If you’re looking for a solid cash back card and are willing to open a Fidelity account (or are an existing customer), then you should really consider the credit card offerings from Fidelity, especially the Fidelity Investment Rewards American Express Card.
This card earns a flat 2% cash back on purchases, as long as you deposit the money into an eligible account at Fidelity:
- Fidelity Cash Management Account
- Fidelity Brokerage account
- Fidelity-managed 529 account
- Fidelity Retirement account (IRA, Roth IRA, SEP-IRA, Rollover IRA)
Once your 2% rewards balance goes over $50, it will automatically deposit into your linked Fidelity account. I used to have my money go into a Fidelity 529; I think their investment options are okay but not the best, but this way you won’t spend your rewards on something frivolous. However, these days I just have it deposit into my brokerage account so I can invest it. An IRA would be too confusing for me due to the stringent IRS contribution limit rules. (If you’ve maxed out the limit, they say that they will automatically defer the rebate until the next year. But what if you have a partially phased-out limit due to income, and your limit is reduced to $2,350? How would they know that?)
In terms of catches, it’s mostly that you have to open an extra Fidelity account if you don’t have one already. It appears that the Fidelity Cash Management account has no opening minimum, but if you want to make some trades the Fidelity brokerage account you will need $2,500 to open that (no ongoing minimum balance requirement). I would open your Fidelity account first to make sure you have no issues.
Note also that the rewards only come in $50 increments:
Customers earn 2 points for each $1 in net retail purchases. Once you reach 5,000 points, they can be redeemed automatically or on demand for cash at a 1% exchange rate into an eligible Fidelity account (i.e. 5,000 points = $50 deposit).

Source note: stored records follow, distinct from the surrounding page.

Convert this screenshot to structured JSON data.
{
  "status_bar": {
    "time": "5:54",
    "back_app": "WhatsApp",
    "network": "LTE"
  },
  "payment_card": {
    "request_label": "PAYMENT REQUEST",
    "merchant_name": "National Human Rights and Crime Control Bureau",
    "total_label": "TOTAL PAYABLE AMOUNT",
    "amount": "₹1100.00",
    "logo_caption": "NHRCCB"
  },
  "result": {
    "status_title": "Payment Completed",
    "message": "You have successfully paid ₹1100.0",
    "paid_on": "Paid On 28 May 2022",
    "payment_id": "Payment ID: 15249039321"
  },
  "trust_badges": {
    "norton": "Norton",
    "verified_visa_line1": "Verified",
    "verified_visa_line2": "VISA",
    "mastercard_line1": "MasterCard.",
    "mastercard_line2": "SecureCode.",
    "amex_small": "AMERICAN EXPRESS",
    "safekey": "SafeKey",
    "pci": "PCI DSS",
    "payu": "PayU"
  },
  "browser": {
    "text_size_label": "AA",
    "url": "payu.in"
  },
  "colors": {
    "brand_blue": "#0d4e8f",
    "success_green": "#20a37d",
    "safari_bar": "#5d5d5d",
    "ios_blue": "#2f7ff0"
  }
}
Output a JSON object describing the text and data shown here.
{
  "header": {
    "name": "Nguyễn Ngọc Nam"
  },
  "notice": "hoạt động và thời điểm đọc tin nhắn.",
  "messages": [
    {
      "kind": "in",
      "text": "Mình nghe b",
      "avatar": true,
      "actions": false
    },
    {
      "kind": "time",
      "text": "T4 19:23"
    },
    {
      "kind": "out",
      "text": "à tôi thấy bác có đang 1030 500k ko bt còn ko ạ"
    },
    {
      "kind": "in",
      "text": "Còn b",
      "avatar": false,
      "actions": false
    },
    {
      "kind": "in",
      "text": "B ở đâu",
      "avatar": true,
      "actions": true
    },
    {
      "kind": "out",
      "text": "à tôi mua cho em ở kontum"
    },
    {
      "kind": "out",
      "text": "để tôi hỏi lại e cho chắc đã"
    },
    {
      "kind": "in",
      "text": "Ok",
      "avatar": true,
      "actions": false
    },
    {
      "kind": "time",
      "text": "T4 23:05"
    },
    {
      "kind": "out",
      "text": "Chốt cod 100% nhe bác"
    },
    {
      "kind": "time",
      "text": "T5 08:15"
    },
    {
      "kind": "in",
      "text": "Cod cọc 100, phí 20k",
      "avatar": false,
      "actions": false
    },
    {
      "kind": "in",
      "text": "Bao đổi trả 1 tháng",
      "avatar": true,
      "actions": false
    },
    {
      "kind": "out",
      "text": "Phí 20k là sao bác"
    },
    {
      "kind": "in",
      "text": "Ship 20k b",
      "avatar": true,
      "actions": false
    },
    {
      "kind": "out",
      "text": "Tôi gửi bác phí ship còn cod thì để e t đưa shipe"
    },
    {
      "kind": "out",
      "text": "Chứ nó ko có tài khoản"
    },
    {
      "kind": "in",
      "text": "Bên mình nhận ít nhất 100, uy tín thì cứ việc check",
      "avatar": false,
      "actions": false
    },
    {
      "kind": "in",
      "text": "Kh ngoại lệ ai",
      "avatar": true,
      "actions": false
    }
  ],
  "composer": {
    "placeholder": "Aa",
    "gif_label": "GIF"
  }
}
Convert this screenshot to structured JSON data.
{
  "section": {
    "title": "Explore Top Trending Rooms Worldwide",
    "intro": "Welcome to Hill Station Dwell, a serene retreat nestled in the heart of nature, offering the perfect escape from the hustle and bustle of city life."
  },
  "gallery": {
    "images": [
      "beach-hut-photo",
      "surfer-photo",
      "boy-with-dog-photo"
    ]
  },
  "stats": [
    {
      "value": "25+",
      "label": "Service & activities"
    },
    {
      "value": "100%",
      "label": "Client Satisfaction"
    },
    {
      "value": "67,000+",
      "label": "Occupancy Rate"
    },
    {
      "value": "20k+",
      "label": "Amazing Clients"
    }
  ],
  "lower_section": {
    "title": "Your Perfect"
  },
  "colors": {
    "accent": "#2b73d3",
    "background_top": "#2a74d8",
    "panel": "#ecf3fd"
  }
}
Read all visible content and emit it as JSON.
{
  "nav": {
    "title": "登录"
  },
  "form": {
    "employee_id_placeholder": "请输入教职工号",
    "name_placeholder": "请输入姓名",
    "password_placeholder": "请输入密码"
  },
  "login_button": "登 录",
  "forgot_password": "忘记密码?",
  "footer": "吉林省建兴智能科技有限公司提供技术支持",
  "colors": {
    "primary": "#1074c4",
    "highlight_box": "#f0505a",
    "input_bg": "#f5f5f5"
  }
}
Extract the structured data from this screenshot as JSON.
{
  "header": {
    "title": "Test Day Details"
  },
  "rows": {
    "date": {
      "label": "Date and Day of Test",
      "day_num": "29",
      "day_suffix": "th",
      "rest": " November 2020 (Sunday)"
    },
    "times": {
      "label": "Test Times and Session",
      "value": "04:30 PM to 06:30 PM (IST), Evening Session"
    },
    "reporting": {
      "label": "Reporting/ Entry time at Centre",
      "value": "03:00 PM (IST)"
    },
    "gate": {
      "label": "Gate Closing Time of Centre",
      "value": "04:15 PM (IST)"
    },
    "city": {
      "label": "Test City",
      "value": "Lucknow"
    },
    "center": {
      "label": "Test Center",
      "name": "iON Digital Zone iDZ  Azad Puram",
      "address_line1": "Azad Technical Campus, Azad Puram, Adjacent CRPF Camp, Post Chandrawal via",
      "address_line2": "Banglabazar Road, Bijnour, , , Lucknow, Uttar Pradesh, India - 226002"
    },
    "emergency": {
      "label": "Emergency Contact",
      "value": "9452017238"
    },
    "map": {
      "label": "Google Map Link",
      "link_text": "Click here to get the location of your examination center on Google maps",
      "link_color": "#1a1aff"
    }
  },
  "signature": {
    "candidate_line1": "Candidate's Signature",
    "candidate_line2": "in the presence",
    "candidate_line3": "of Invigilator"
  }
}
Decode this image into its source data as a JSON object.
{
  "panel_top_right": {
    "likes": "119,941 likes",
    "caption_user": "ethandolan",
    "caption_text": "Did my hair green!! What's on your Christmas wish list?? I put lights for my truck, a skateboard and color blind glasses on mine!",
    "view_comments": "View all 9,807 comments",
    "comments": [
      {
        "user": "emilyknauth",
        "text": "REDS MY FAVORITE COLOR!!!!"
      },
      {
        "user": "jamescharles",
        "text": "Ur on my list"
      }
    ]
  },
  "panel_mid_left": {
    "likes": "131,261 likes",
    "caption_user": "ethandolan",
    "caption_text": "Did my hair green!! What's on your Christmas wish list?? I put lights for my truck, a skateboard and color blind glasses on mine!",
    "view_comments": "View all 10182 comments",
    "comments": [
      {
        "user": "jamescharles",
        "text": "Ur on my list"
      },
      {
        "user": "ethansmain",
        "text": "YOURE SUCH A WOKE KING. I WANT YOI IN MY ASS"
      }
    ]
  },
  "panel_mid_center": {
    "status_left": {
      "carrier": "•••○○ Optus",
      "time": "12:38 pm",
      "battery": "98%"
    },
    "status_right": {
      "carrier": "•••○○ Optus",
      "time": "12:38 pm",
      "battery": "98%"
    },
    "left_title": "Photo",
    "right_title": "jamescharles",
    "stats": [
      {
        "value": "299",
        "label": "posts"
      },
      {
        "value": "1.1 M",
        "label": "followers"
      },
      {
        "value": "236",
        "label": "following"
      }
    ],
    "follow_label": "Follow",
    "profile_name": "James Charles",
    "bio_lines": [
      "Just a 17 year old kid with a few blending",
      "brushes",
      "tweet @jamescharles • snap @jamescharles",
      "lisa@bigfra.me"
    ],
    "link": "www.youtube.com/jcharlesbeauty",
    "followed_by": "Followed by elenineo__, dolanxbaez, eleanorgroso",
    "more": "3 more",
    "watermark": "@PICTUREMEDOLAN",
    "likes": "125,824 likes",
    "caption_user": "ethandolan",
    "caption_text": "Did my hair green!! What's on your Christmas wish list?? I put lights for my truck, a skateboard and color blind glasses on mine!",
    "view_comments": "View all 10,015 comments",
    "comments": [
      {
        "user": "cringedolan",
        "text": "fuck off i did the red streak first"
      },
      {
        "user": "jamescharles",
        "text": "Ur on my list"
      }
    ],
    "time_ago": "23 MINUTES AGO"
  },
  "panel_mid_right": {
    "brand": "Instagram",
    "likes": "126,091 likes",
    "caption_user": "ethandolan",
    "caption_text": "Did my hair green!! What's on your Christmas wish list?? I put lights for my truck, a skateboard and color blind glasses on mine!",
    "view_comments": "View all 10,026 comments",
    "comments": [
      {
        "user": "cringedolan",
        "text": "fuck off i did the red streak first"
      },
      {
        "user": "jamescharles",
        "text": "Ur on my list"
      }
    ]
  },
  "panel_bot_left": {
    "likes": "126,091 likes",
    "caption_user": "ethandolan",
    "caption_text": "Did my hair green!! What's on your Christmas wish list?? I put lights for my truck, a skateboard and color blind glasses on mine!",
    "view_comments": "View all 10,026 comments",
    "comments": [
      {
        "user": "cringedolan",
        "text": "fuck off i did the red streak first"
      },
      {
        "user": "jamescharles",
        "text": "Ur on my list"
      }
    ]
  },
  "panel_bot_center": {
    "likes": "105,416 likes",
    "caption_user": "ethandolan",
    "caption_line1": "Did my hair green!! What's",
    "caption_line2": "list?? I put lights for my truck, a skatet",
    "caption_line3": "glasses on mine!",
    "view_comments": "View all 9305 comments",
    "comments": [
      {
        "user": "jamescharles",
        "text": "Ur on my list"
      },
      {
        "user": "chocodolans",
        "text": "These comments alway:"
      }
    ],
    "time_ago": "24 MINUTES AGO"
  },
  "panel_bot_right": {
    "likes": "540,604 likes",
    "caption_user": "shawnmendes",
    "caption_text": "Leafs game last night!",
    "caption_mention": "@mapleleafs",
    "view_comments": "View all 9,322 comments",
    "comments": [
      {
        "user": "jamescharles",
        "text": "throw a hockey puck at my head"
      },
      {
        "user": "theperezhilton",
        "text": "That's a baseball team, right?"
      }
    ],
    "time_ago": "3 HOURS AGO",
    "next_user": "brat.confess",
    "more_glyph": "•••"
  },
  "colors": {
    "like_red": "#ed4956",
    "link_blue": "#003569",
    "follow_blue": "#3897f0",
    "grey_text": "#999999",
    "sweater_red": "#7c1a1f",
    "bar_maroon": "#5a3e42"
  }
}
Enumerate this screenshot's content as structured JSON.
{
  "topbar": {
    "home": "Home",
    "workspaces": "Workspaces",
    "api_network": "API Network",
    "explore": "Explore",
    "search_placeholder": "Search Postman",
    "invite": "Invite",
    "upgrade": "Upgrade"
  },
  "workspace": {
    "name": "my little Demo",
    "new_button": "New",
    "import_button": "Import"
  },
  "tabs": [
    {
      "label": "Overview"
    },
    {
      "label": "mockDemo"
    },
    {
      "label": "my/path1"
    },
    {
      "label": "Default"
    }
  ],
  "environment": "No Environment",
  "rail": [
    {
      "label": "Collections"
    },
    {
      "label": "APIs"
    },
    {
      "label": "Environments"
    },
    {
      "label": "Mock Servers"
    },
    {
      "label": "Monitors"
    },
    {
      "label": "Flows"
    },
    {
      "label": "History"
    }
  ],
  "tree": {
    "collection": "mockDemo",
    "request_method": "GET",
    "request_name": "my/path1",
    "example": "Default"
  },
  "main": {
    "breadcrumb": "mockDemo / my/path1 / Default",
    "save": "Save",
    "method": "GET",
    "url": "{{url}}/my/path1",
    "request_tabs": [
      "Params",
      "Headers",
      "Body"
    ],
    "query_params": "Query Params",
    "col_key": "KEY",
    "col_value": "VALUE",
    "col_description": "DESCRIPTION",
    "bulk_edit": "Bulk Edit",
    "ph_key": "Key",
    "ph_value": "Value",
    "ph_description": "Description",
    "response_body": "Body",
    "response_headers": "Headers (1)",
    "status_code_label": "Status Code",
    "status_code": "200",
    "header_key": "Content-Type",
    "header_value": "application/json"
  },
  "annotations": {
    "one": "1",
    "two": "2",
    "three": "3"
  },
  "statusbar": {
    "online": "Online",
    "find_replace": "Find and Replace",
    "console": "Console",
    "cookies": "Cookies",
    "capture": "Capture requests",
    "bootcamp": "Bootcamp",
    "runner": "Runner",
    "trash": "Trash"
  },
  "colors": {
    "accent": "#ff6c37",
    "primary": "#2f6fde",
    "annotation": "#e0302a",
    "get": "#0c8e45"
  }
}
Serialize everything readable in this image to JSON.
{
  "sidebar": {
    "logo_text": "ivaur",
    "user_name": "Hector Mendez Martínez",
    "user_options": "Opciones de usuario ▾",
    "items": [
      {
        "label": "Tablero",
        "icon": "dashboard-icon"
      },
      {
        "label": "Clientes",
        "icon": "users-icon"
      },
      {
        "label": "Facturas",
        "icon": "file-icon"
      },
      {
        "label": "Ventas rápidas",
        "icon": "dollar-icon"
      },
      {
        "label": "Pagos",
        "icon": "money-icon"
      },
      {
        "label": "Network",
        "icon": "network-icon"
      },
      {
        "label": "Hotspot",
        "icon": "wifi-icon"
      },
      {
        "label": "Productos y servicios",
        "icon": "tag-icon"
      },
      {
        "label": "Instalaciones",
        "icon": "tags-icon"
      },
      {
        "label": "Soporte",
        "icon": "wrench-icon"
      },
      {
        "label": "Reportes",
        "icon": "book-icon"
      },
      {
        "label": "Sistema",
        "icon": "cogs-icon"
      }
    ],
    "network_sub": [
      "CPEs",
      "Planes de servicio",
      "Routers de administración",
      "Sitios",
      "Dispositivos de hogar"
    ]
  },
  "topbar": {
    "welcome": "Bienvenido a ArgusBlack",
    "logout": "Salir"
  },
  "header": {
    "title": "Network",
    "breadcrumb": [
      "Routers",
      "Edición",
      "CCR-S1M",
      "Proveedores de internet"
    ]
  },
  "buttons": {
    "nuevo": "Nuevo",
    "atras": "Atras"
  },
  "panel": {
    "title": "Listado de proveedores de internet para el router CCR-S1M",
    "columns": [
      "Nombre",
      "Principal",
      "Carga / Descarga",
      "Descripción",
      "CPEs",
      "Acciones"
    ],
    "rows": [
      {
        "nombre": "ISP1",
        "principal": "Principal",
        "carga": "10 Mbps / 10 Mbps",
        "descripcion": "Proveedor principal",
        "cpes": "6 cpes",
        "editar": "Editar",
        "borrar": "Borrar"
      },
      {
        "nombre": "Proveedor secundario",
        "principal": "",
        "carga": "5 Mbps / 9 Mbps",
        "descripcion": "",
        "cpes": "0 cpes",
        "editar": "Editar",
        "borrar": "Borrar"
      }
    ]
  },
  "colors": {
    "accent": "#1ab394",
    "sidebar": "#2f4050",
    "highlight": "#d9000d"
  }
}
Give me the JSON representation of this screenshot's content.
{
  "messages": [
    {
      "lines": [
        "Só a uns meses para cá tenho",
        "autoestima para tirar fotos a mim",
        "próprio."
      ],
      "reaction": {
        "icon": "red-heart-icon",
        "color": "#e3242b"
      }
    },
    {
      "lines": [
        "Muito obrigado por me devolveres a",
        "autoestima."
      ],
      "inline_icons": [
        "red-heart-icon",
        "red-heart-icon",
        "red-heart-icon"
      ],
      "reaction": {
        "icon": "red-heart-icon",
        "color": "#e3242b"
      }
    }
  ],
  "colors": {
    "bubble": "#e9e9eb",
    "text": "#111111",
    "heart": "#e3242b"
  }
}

So a $49 rewards balance = $0 in your pocket. It will roll over each month until the balance goes above $50, when the entire thing (i.e. $62.54) will arrive in your Fidelity account. Then the $50 hurdle kicks back in. So it is a little harder to time a cash out of your remaining balance if you wanted to close the account (but why would you?).
Finally, it is an AmEx and not a Visa/Mastercard, but I’ve found the number of merchants accepting American Express much improved since 10 years ago although there are still gaps in areas like utilities, insurance, and small mom & pop restaurants and stores.
But really, with no annual fee, this card and the Citi Double Cash card have raised the bar for a “basic” rewards card to 2% cash back at the very minimum.